Spanish Class

A language instructor was explaining to her class that Spanish nouns, unlike their English counterparts, are grammatically designated as masculine or feminine. Things like “chalk” or “pencil,” she described, would have a gender association. For example: House is feminine-“la” casa. In English, of course, common nouns generally are of neutral gender.

Puzzled, one student raised his hand and asked, “What gender is a computer?” The teacher said that depending on which Spanish you used, that of Spain or Latin American Spanish, it could be either one: el ordenador or la computadora. But she thought it would be good to decide on one of them to use in class, so she divided the class into two groups and asked them to decide if a computer should be masculine or feminine.

One group was comprised of the women in the class, and the other of men. Both groups were asked to give four reasons for their recommendation.
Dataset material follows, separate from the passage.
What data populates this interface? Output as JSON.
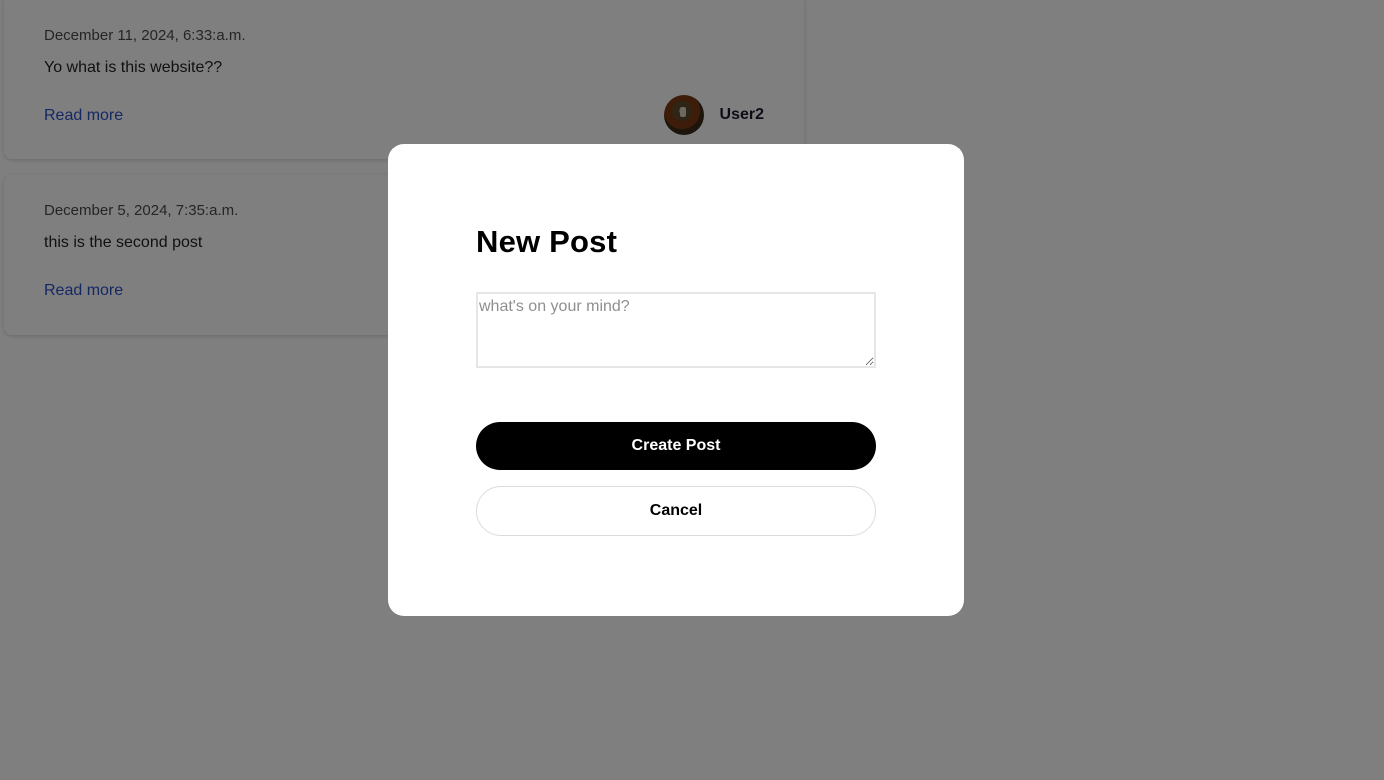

The men decided that computers should definitely be referred to in the feminine gender (la computadora) because:

  1. No one but their creator understands their internal logic.
  2. The native language they use to communicate with other computers is incomprehensible to everyone else.
  3. Even the smallest mistakes are stored in long-term memory for later retrieval.
  4. As soon as you make a commitment to one, you find yourself spending half of your paycheck on accessories for it.
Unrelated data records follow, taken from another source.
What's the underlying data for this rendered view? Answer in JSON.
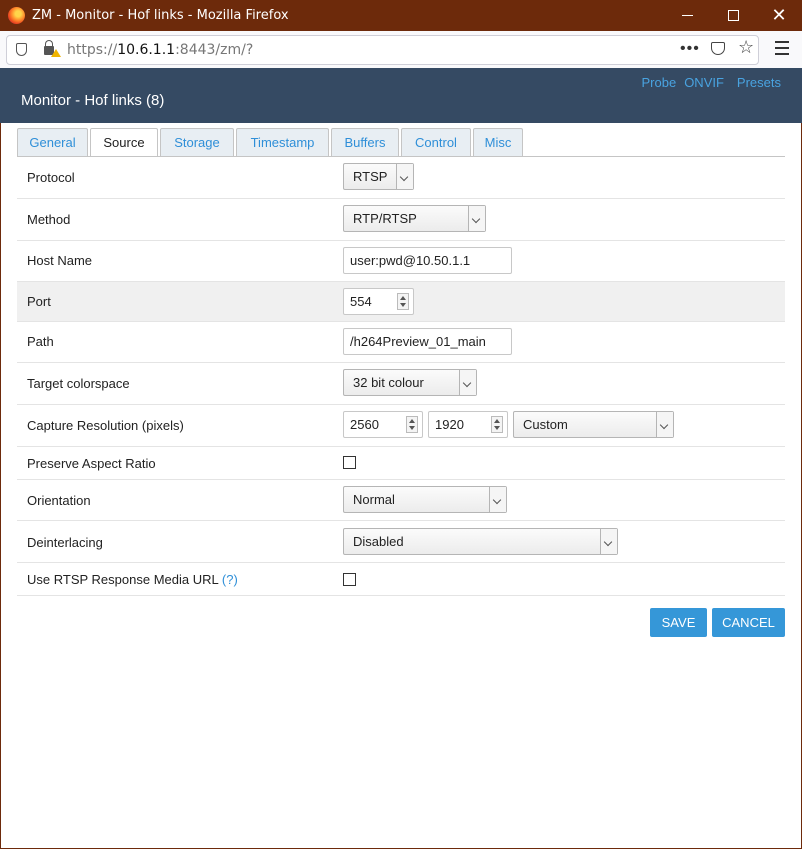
{
  "window": {
    "title": "ZM - Monitor - Hof links - Mozilla Firefox",
    "minimize_glyph": "",
    "close_glyph": "✕"
  },
  "browser": {
    "url_prefix": "https://",
    "url_host": "10.6.1.1",
    "url_rest": ":8443/zm/?",
    "more_glyph": "•••",
    "star_glyph": "☆"
  },
  "header": {
    "title": "Monitor - Hof links (8)",
    "links": [
      "Probe",
      "ONVIF",
      "Presets"
    ]
  },
  "tabs": [
    {
      "label": "General",
      "active": false
    },
    {
      "label": "Source",
      "active": true
    },
    {
      "label": "Storage",
      "active": false
    },
    {
      "label": "Timestamp",
      "active": false
    },
    {
      "label": "Buffers",
      "active": false
    },
    {
      "label": "Control",
      "active": false
    },
    {
      "label": "Misc",
      "active": false
    }
  ],
  "form": {
    "protocol": {
      "label": "Protocol",
      "value": "RTSP"
    },
    "method": {
      "label": "Method",
      "value": "RTP/RTSP"
    },
    "host_name": {
      "label": "Host Name",
      "value": "user:pwd@10.50.1.1"
    },
    "port": {
      "label": "Port",
      "value": "554"
    },
    "path": {
      "label": "Path",
      "value": "/h264Preview_01_main"
    },
    "colorspace": {
      "label": "Target colorspace",
      "value": "32 bit colour"
    },
    "capture_resolution": {
      "label": "Capture Resolution (pixels)",
      "width": "2560",
      "height": "1920",
      "preset": "Custom"
    },
    "preserve_aspect": {
      "label": "Preserve Aspect Ratio",
      "checked": false
    },
    "orientation": {
      "label": "Orientation",
      "value": "Normal"
    },
    "deinterlacing": {
      "label": "Deinterlacing",
      "value": "Disabled"
    },
    "rtsp_media_url": {
      "label": "Use RTSP Response Media URL",
      "help_open": "(",
      "help": "?",
      "help_close": ")",
      "checked": false
    }
  },
  "buttons": {
    "save": "SAVE",
    "cancel": "CANCEL"
  },
  "colors": {
    "titlebar": "#6d2a0b",
    "header_bg": "#354a63",
    "link": "#2f8fd8",
    "button": "#3597d8"
  }
}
The group of women, however, concluded that computers should be referred to in the masculine gender (el ordenador) because:

  1. In order to get their attention, you have to turn them on.
  2. They have a lot of data, but are still clueless.
  3. They are supposed to help you solve your problem, but half the time they ARE the problem.
  4. As soon as you commit to one, you realize that, if you had waited a little longer, you could have had a better model.